Platinum Metals Rev., 1968, 12, (3), 107
Selective Diffusion Of Hydrogen Allotropes through Palladium
The isotopes of hydrogen diffuse through palladium at different rates, and several processes which utilise this effect for the concentration of deuterium have been established on an industrial scale. Some corresponding effects involving the ortho and para allotropes of hydrogen have recently been reported by L. Fitoussi of CEN Saclay (Compte Rend. Acad. Sci. 1968, 266, (C), 164) and, in view of the considerable differences in diffusion rates observed, the experimental findings deserve careful consideration.
The tests were made on a palladium membrane of unspecified thickness which was maintained at 175°C and subjected to an upstream hydrogen pressure of 30 Torr. The downstream side of the membrane was continuously evacuated. Diffusion rates measured with ordinary hydrogen (25 per cent parahydrogen) increased initially to a peak value of 1.3 arbitrary units and subsequently decreased slowly to a steady state value of 1 arbitrary unit. Rapid evacuation of the upstream side of the membrane followed by admission of fresh hydrogen momentarily increased the diffusion rate to 1.3 units after which a gradual return to steady state conditions was observed.
These findings were interpreted as an indication that diffusion was being inhibited by the development of an adsorbed layer of ortho hydrogen on the upstream surface of the palladium membrane.
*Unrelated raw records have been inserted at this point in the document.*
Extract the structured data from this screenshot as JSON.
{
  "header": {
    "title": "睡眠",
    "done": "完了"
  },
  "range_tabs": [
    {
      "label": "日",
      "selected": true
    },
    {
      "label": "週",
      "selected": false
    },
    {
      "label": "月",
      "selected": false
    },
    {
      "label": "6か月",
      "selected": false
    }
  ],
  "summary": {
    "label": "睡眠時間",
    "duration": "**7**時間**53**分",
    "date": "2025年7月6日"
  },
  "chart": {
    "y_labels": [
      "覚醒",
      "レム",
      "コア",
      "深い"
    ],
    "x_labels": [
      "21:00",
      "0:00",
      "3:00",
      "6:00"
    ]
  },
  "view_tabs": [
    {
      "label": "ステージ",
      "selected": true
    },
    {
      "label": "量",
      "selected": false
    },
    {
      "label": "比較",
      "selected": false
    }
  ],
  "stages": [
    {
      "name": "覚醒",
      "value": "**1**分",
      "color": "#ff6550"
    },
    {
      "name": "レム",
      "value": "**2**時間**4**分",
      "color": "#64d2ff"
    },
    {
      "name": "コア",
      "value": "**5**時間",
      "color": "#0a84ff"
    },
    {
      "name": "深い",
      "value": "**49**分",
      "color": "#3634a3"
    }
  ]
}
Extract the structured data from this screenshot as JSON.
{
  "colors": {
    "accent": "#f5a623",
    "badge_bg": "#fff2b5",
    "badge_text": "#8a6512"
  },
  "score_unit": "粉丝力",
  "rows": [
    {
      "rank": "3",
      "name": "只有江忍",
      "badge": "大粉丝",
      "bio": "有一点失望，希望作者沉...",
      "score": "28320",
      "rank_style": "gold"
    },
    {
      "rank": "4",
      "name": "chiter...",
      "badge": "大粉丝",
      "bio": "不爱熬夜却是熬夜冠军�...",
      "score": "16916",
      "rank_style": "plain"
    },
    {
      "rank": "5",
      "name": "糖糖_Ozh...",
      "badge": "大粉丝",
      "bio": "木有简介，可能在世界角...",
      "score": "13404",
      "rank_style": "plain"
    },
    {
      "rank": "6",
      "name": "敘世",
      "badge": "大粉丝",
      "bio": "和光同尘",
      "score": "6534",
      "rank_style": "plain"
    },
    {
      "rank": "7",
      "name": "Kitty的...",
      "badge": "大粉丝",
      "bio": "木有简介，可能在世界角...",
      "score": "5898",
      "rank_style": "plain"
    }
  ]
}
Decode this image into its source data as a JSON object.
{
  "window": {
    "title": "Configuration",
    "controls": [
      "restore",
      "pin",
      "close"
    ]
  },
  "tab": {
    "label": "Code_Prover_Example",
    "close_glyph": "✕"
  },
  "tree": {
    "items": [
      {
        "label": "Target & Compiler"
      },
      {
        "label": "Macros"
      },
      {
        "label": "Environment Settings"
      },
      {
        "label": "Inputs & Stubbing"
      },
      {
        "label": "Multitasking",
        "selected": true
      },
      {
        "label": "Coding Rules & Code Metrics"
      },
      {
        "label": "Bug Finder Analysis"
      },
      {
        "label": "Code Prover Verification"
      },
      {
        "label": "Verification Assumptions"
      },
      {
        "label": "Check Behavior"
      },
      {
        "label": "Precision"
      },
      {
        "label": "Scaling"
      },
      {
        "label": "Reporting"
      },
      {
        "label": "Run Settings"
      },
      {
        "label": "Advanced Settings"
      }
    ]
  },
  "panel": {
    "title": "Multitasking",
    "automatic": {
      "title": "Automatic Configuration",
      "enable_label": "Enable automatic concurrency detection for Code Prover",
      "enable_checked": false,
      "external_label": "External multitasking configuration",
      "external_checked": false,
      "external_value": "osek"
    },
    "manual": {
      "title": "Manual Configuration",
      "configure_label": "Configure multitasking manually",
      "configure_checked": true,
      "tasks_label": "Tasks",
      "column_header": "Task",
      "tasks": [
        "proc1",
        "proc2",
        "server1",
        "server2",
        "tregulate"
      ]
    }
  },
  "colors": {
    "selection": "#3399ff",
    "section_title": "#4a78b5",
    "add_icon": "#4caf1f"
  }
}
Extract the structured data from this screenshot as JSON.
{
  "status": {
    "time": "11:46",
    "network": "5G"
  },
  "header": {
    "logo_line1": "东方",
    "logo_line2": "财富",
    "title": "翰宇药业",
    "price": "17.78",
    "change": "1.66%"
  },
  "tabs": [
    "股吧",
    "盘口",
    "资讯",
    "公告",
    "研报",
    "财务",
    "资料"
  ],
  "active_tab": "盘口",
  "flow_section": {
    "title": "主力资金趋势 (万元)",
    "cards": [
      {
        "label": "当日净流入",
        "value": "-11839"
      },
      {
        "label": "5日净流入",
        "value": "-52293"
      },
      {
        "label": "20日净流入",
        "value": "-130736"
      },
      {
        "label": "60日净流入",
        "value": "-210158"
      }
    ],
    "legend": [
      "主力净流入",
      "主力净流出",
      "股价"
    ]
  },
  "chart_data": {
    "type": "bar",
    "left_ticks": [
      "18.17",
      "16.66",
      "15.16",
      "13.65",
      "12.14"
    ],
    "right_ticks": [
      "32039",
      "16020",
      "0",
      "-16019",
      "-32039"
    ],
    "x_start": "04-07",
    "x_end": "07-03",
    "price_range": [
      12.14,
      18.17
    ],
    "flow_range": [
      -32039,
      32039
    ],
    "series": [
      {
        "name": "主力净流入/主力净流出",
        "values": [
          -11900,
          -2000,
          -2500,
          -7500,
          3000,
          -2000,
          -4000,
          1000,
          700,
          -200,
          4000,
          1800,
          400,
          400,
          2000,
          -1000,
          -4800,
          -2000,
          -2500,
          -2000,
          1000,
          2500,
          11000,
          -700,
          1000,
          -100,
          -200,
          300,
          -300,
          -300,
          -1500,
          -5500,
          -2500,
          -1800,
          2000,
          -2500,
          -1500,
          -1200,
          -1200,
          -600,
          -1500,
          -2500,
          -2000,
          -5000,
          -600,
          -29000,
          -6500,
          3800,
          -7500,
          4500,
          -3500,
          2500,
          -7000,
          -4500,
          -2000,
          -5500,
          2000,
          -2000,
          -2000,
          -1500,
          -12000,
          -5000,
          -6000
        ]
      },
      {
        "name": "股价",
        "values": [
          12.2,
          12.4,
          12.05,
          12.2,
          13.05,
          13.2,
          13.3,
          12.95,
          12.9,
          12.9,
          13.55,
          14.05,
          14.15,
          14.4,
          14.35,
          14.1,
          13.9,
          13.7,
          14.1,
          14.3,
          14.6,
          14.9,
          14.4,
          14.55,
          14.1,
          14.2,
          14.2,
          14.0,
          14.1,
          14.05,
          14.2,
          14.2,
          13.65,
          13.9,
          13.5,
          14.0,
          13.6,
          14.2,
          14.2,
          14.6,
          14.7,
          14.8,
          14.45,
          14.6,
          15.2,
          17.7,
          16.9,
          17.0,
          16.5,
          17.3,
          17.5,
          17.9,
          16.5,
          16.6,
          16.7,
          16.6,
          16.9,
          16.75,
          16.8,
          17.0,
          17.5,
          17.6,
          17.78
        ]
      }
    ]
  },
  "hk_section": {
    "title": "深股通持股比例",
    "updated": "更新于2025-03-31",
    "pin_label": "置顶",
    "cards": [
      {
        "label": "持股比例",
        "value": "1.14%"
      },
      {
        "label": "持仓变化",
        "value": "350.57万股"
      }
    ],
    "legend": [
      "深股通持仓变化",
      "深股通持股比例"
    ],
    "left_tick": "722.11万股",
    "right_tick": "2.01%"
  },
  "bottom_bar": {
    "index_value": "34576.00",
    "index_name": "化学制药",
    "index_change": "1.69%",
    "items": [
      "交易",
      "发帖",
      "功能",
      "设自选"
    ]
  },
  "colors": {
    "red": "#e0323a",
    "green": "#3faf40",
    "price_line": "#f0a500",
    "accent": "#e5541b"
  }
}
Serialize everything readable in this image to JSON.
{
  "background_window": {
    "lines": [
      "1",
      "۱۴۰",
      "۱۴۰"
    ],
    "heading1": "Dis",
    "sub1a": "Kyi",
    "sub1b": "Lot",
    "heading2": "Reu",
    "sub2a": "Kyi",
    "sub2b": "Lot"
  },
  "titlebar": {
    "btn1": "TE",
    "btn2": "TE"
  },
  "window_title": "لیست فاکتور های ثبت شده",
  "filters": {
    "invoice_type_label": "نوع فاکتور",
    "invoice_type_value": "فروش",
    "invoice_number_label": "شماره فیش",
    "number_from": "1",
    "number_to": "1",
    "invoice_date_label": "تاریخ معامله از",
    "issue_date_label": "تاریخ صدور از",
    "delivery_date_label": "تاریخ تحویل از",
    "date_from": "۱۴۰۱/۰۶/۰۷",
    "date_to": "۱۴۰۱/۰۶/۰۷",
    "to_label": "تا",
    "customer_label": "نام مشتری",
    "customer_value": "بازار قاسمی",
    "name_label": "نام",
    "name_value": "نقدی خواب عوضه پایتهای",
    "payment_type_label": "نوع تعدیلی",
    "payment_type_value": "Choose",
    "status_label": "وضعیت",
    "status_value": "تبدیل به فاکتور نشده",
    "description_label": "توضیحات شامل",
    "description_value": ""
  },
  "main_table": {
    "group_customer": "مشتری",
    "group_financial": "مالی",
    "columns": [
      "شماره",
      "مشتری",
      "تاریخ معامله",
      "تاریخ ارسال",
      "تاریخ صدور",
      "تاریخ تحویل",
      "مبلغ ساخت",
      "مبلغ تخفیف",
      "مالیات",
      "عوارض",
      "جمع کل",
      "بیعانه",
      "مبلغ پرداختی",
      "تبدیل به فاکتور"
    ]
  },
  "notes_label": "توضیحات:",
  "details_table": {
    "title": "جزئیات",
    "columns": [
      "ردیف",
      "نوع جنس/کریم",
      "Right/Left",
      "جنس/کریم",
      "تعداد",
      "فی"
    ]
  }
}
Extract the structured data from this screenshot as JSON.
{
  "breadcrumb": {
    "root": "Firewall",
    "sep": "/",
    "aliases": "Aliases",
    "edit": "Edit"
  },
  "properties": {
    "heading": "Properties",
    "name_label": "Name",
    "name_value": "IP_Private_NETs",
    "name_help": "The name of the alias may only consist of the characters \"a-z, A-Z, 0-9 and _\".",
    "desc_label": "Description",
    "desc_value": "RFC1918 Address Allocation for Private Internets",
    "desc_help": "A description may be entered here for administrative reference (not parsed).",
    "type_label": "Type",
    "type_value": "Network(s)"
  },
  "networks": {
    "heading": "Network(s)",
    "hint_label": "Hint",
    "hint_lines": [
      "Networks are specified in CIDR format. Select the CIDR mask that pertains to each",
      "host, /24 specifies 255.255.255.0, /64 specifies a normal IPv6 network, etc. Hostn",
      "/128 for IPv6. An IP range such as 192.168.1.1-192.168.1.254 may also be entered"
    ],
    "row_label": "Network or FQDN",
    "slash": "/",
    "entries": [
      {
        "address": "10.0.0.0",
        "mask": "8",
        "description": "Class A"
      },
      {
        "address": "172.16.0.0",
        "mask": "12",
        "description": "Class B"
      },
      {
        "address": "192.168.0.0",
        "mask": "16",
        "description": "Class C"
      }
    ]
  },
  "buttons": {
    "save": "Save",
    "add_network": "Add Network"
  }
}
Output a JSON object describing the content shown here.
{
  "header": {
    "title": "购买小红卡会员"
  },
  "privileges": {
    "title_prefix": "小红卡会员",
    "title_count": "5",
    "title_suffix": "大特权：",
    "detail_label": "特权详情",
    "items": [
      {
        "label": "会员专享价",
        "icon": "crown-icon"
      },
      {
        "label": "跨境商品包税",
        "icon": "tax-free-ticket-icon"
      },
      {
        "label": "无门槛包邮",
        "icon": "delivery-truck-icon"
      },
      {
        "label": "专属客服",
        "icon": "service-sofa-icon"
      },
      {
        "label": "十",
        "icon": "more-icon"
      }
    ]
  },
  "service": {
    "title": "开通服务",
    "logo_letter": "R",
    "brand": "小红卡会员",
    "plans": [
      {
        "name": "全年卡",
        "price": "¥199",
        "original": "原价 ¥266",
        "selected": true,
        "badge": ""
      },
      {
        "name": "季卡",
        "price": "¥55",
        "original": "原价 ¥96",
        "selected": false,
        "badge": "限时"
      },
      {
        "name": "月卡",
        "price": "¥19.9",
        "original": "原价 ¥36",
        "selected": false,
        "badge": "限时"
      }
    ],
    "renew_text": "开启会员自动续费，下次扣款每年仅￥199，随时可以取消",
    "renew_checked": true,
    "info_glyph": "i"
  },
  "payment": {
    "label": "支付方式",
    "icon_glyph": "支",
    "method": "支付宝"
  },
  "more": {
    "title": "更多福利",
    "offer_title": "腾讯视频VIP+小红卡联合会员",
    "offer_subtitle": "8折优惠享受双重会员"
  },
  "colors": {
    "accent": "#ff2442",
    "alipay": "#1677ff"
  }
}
When the proportion of para hydrogen in the feed gas was gradually raised from 25 to 50 per cent the diffusion rate increased by a factor of 6.5.
If para hydrogen diffuses so much faster than ortho hydrogen it is difficult to understand why the output of laboratory and commercial diffusion units run from gas cylinders should remain constant over long periods of time. Such units are of course run at temperatures and pressures much higher than those reported in this paper. The effectiveness of the hydrogen/deuterium separation processes can of course easily be correlated with the α to β phase changes in the palladium and it is possible therefore that in his selection of experimental conditions L. Fitoussi may have hit upon temperatures and pressures particularly favourable to selective allotrope diffusion.
It seems very significant, however, that the 50 per cent para hydrogen mixture which provided high diffusion rates was continuously circulated over the membrane surface. The ordinary unenriched hydrogen which diffused very slowly was not circulated, nor was any bleed-off provided in the vicinity of the membrane. Such stagnant conditions are well known to inhibit rapid diffusion.